What can parasites tell us about fish introductions in Congo?

Project title: Tracing fish Introductions and LAteral Parasite transfer to Indigenous Aquatic fauna

We can analyse the evolutionary history of an organism by studying its parasites. Due to their shorter generation time and higher mutation rate, the parasites provide a ‘magnifying glass’ to study the host. In this project, we use this principle to study the stocking history of the Nile tilapia, a highly invasive fish species, in the Democratic Republic of Congo (DRC).

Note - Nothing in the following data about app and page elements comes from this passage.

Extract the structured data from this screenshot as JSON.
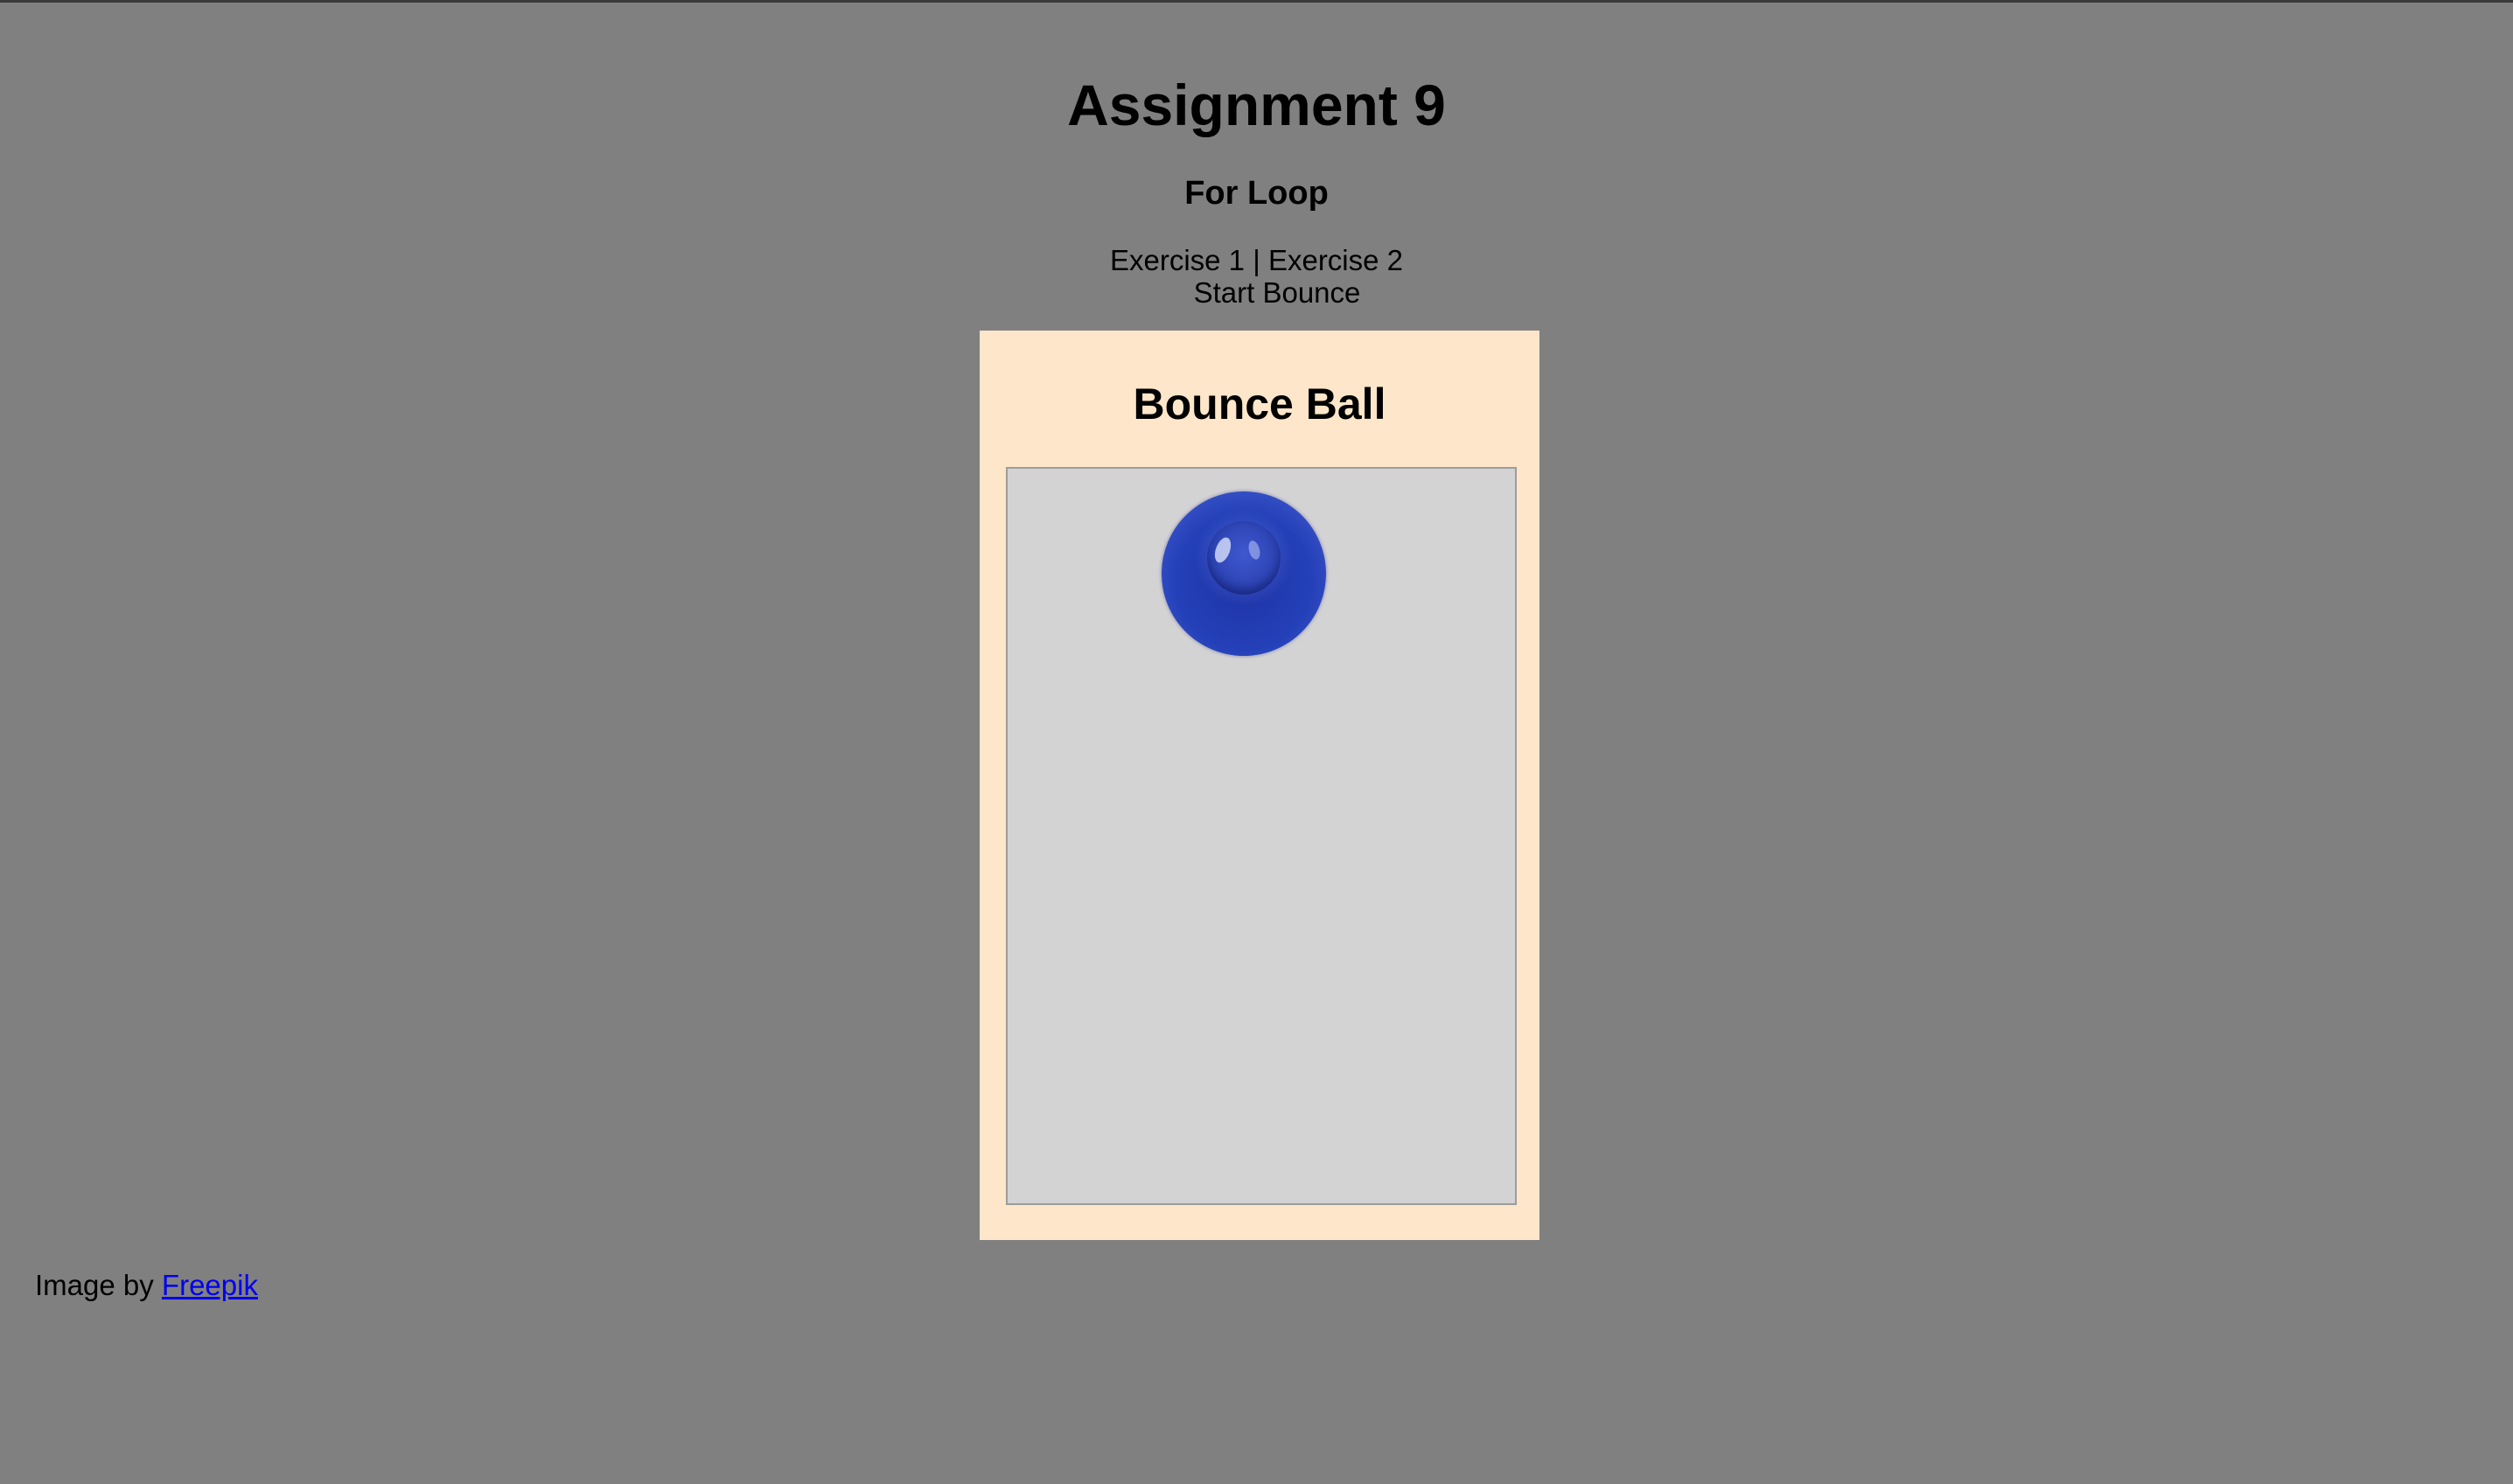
{
  "header": {
    "title": "Assignment 9",
    "subtitle": "For Loop"
  },
  "nav": {
    "exercise1": "Exercise 1",
    "separator": "|",
    "exercise2": "Exercise 2"
  },
  "controls": {
    "start_label": "Start Bounce"
  },
  "card": {
    "title": "Bounce Ball"
  },
  "footer": {
    "credit_prefix": "Image by",
    "credit_link": "Freepik"
  },
  "colors": {
    "page_background": "#808080",
    "card_background": "#fde6c9",
    "arena_background": "#d4d3d4",
    "ball": "#2440b8",
    "link": "#0000ee"
  },
  "icons": {
    "ball": "blue-ball-image"
  }
}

Due to their shorter generation time and higher mutation rate, parasites provide a ‘magnifying glass’ to study their host’s evolutionary history, but their potential remains underexplored in aquaculture and fisheries. The Nile tilapia, Oreochromis niloticus, is the most commonly farmed tilapia species in the world due to its fast growth and high tolerance towards environmental stressors. Native to some parts of Africa, this invasive species was introduced to every continent and has established itself in over half of the tropical countries, including the DRC. Introduction of often unknown stocks in the DRC started in colonial times for food provision, and is still ongoing. This was followed by natural and human-assisted dispersal throughout the Congo Basin. Non-native species often have negative impacts on the native fauna as they compete for food and habitat, but they can also introduce alien parasites, a crucial factor that has been mostly overlooked.

Here, we study the stocking history of the Nile tilapia in the DRC by studying their monogenean parasites. More specifically, we test whether the introduction of Nile tilapia in the Congo Basin has led to the introduction of parasite species and whether parasite genetics can help to decipher the complex fish stocking history. Parasites and their tilapia fish hosts are collected along the Congo Basin and their population genetic structure is constructed. Reference material from various African native source populations are collected through existing contacts. The unique collections of the RMCA are used to reconstruct pre-stocking conditions (before colonial times) and compare them to the present situation.

Principal investigator:


2014 2016

Museum staff:

External collaborators:

Prof Antoine Pariselle, ISEM, Université de Montpellier
Prof Chocha Manda, Université de Lubumbashi